Americans stressed about money more than anything else this past year (and the six years before that), according to the American Psychological Association’s annual Stress in America report. Nearly 90 percent of Americans are just as stressed or more stressed over money now than they were last year, and we aren’t getting any better at managing our stress.

Whether it’s the complicated filing process for business owners, financial strain of owing the government money, or having to take a deep look at what you spent your paychecks on last year, tax season shines the spotlight on our finances and heightens the stress that comes along with it. Over half of U.S. adults (56 percent) say the tax-filing process is stressful and 18 percent consider it “very stressful,” according to a Zogby Interactive Survey.

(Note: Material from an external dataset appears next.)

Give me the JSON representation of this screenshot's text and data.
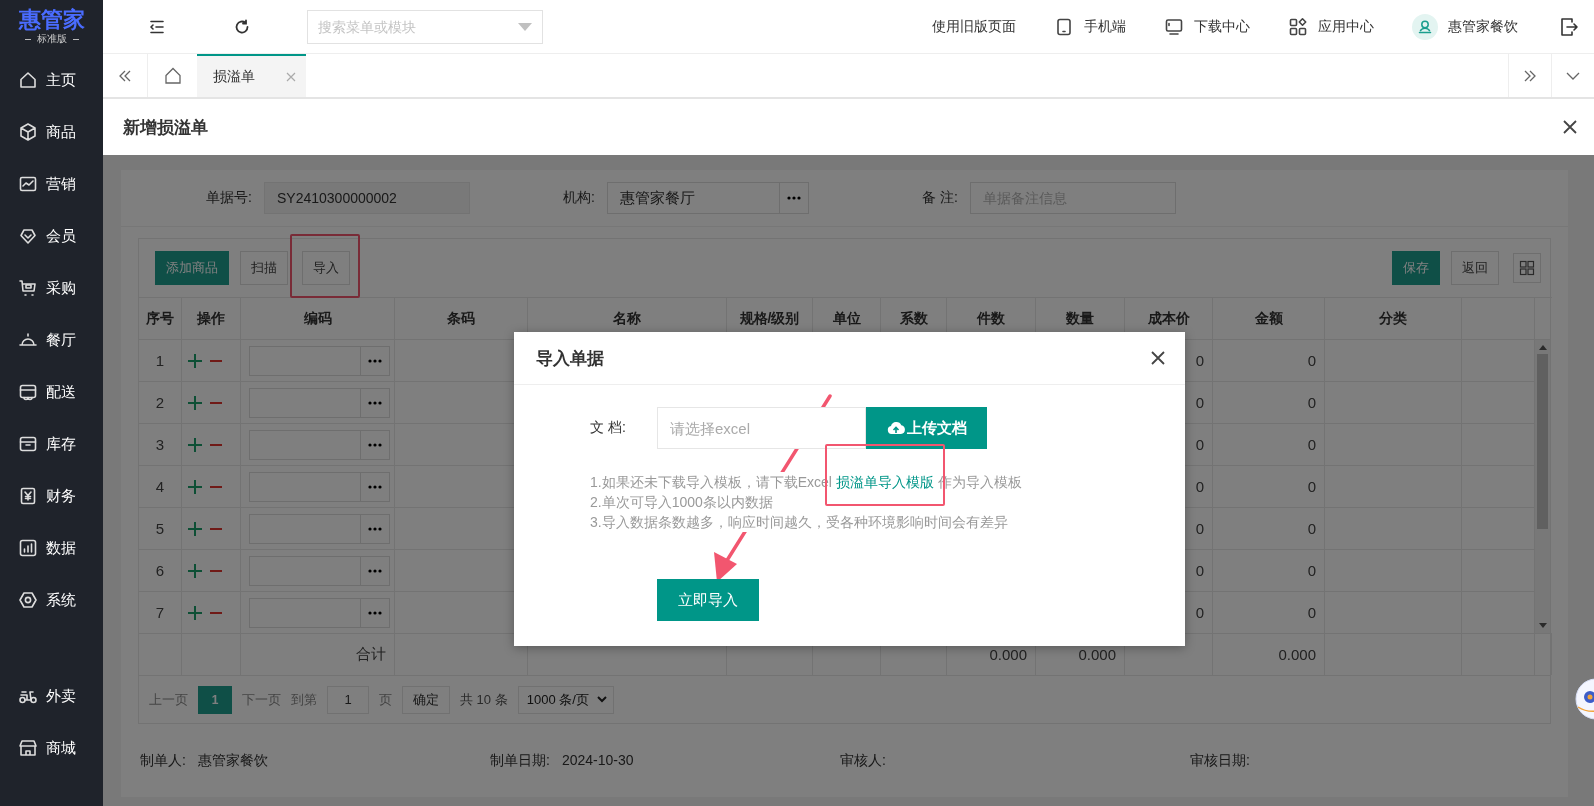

With tax day approaching, consider the impact tax-time stress has on your health:

  • You are more likely to die in a car accident on tax day (due to a spike in driver stress levels).
  • Consequences of financial stress include: depression, sleepless/poor quality of sleep, relationship problems and higher instances of heart attacks, migraines, ulcers and back pain.
  • People who are very stressed about money are more likely to engage in unhealthy behaviors, like smoking, drinking, binge TV watching, to cope. 

So with tax day nearly here, what can you do to better cope with the tax-time stress pandemic? Throughout my clinical career I have encountered too many patients who have had extra difficulties during this time of year. Luckily, there are proven ways to shift the way you think about tax day so that you come out on top.

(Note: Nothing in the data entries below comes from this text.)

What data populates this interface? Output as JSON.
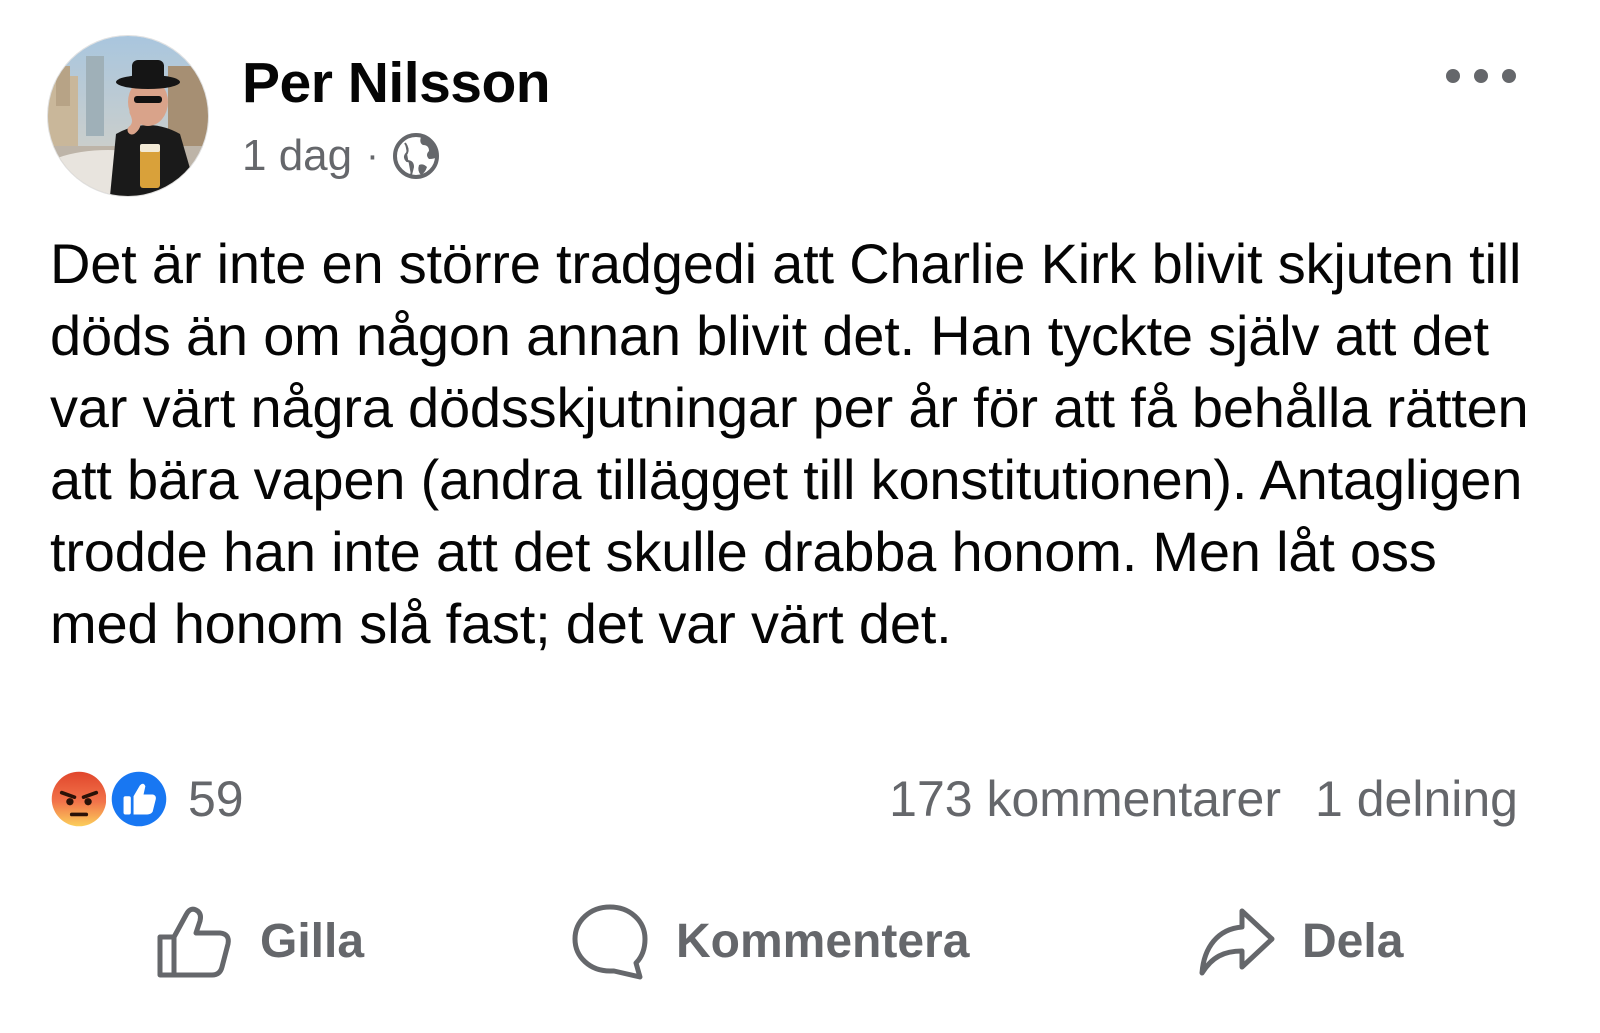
{
  "post": {
    "author": {
      "name": "Per Nilsson",
      "avatar_icon": "profile-photo"
    },
    "timestamp": "1 dag",
    "separator": "·",
    "audience_icon": "globe-icon",
    "more_icon": "more-options-icon",
    "text": "Det är inte en större tradgedi att Charlie Kirk blivit skjuten till döds än om någon annan blivit det. Han tyckte själv att det var värt några dödsskjutningar per år för att få behålla rätten att bära vapen (andra tillägget till konstitutionen). Antagligen trodde han inte att det skulle drabba honom. Men låt oss med honom slå fast; det var värt det."
  },
  "engagement": {
    "reactions": [
      "angry",
      "like"
    ],
    "reaction_count": "59",
    "comments": "173 kommentarer",
    "shares": "1 delning"
  },
  "actions": {
    "like": {
      "label": "Gilla",
      "icon": "thumbs-up-icon"
    },
    "comment": {
      "label": "Kommentera",
      "icon": "comment-icon"
    },
    "share": {
      "label": "Dela",
      "icon": "share-icon"
    }
  },
  "colors": {
    "text": "#050505",
    "secondary": "#65676b",
    "like_blue": "#1877f2",
    "angry_orange": "#f2734a"
  }
}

Step 1: Pivot your perspective

Because your chance of feeling daily stress is the same if make $40K per year versus $160K per year, realize that more money does not make you less stressed--but your attitude about money can. Those living in lower-income households who also say they have extreme stress about money are more than twice as likely as those living in lower-income households with low stress about money to rate their health as fair or poor (44 percent versus 17 percent; APA).

Because your chance of feeling daily stress is the same if make $40K per year versus $160K per year, realize that more money does not make you less stressed--but your attitude about money can. Those living in lower-income households who also say they have extreme stress about money are more than twice as likely as those living in lower-income households with low stress about money to rate their health as fair or poor (44 percent versus 17 percent; APA).

Step 2: Look forward, not back, to stop the stress cycle

For many couples, conflict arises during tax season because one partner tends to spend more while the other saves more. Rather than looking back at what each of you did in 2014, use tax time to make 2015 financial resolutions.

Stress leads to an unhealthy cycle of thoughts, feelings and behaviors. Cognitive Behavior Therapy (CBT) techniques focus on disrupting that cycle to help you manage emotions and choose healthy and productive actions. A first step is to notice your thoughts and “rework” negative or catastrophic thoughts into factually accurate ones. Sticking to the facts and removing the “emotional thinking” from your conversations will help you troubleshoot more productively and decrease your stress.

Step 3: Focus on what you can control and set small and achievable goals

Because money-related stress is often related to a feeling of helplessness, choose a simple action (such as selling an old item on Craigslist) that you can implement immediately to start positively impacting your savings. Make a list of things you can and can’t control and show it to another person to see if they come to the same conclusions-because they might see it more objectively than you can. When you set financial goals that you have control over it will help you feel confident in meeting them. Focus on short-term, small, and achievable goals first.

Step 4: Seek social support

Embarrassment or shame about financial problems may cause you to avoid acknowledging them and asking for help-leading to the problem becoming worse or spiraling out of your control. Acknowledging your fear of judgment can take power away from this worry and help you take action to improve your situation and reduce your stress levels. When our brains are under the influence of intense emotions (like anxiety, worry, shame) we can’t problem solve as effectively. That’s why talking to someone who isn’t impacted by your money problems can help you put things in perspective and make a plan for how to change course.

Step 5: Reward yourself to avoid frugal fatigue

You can’t be thrifty all the time. After saving all week by having dinner at home treat yourself to a weekend dinner out with friends. When you do choose to spend discretionary income make it count by focusing on activities that are primarily social in nature. If you build up a special night out too much and are disappointed with the outcome, it can undermine your goal of enjoying yourself and inadvertently create stress. If the goal is to spend time with friends and loved ones you won’t care as much if the service at a restaurant is bad.

All of these steps are based in the proven approach utilized at Lantern, where users engage in daily Cognitive Behavioral Therapy (CBT), a type of therapy that examines self-destructive thinking patterns and behaviors to improve emotional health. As with any habit, you’ll get better at bypassing and coping with money stress the more you practice these tactics. Be proactive and get started on building habits now to feel ready to take on the next tax season.

Published on: Apr 14, 2015
The opinions expressed here by Inc.com columnists are their own, not those of Inc.com.